That discovery was that Nintendo's NTR SSL library didn't care if certificates were signed by a non-CA certificate as long as they were still linked to the root CA. (What a huge fail!)
This allows the NDS to connect to unofficial services without patching the ROM, which is great.

Shutterbug2000 is responsible for this discovery. If you haven't seen his work, please do.

The rest of this page is a vague guide on setting it up. :-)
If you don't need to make your own certificate, then feel free to download this sample certificate which is valid for all domains, then skip to step 4. However, I would recommend making your own for security reasons.




Step 1) Getting the Wii client certificate
As explained in the page, the Wii client certificate is signed by Nintendo, and can therefore be used to sign other certificates.
You could get it from your Wii itself, or you can download "Wii NWC Prod 1" at Larsenv's page.
(Arian Kordi probably dumped this since his name is in the footer. Thanks!)

Step 2) Converting it to a useable format
As you probably noticed, the file is PKCS12 which is not what you'll want for signing certificates.
openssl pkcs12 -in WII_NWC_1_CERT.p12 -passin pass:alpine -passout pass:alpine -out keys.txt
This will export the public and private keys. (The private key will have the password alpine again.)
Since I don't know how to export them separately, you'll have to take them from the keys.txt output.
Save them as NWC.crt and NWC.key or something.
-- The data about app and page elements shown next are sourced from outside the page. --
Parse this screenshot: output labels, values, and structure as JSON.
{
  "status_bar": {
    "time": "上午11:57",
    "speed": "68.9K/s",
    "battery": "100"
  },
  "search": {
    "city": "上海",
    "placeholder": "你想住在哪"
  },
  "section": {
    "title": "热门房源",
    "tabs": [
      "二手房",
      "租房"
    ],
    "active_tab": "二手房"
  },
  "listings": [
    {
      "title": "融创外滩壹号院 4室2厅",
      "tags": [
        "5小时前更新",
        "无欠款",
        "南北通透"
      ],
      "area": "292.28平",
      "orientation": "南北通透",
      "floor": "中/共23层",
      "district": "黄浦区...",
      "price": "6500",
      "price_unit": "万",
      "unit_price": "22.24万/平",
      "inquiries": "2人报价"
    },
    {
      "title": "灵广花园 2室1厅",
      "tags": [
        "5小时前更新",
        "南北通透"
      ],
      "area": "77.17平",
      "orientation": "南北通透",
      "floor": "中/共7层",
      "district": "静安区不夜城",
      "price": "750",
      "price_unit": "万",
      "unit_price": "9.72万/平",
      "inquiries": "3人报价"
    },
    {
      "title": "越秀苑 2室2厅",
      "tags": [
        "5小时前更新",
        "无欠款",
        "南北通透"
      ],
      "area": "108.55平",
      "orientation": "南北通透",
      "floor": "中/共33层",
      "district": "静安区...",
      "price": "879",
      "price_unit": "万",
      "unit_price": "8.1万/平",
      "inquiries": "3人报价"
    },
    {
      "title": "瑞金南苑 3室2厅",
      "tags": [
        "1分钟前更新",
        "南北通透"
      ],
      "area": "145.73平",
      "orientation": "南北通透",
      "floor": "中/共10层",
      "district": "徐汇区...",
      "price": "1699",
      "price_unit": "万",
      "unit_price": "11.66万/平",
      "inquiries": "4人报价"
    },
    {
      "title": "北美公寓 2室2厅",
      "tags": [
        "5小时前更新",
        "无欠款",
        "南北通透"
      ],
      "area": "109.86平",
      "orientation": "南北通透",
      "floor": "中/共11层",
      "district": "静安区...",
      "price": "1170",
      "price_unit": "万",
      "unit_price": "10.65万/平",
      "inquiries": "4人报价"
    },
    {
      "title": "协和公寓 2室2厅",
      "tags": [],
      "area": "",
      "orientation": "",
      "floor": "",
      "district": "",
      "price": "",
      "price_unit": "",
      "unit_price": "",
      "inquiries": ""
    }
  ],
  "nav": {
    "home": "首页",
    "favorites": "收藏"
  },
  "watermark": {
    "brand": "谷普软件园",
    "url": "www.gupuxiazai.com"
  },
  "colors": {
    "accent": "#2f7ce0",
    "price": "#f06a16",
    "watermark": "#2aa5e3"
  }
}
Step 3) Signing your certificate
They have the commands for this on the official page, but I'll copy them here too.
Make sure it's in the right format, since the DS can only handle SHA1 and MD5 ciphers.
openssl genrsa -out server.key 1024
openssl req -new -key server.key -out server.csr
openssl x509 -req -in server.csr -CA NWC.crt -CAkey NWC.key -CAcreateserial -out server.crt -days 3650 -sha1
cat server.crt NWC.crt > server-chain.crt
Afterwards, you should now have your certificates.

Step 4) Using your certificates
If you can't figure out how to install SSL certificates, you wouldn't have made it this far.
Many people get stuck here since the device will keep refusing their connection even with a valid cert.
This is most likely due to your webserver not wanting to work with the DSi's insecure and outdated SSL.
You will want to make sure your server supports SSLv3 and the ECDHE-RSA-AES128-SHA (or MD5) cipher set.
If it doesn't, reverse-proxy it with NGINX to enable NDS connections to work.
Here is a configuration for NGINX that should be NDS-compatible.
	ssl_protocols SSLv3;
	ssl_ciphers ECDHE-RSA-AES128-SHA;
This isn't SSL related, but if you're using NGINX I'd also recommend setting the following options for WFC.
	underscores_in_headers on;
	proxy_pass_request_headers on;
Also note this may not work if you have a bunch of other things configured on NGINX or on certain versions.
If you still can't get this working, feel free to contact me and ask for help.

Step 5) Whatever you want
I don't know, go write a server or something, there are many possibilities.
You can mess with protocols, try implementing some WFC stuff, do whatever you want!
Enjoy not requiring ROM patches! :-)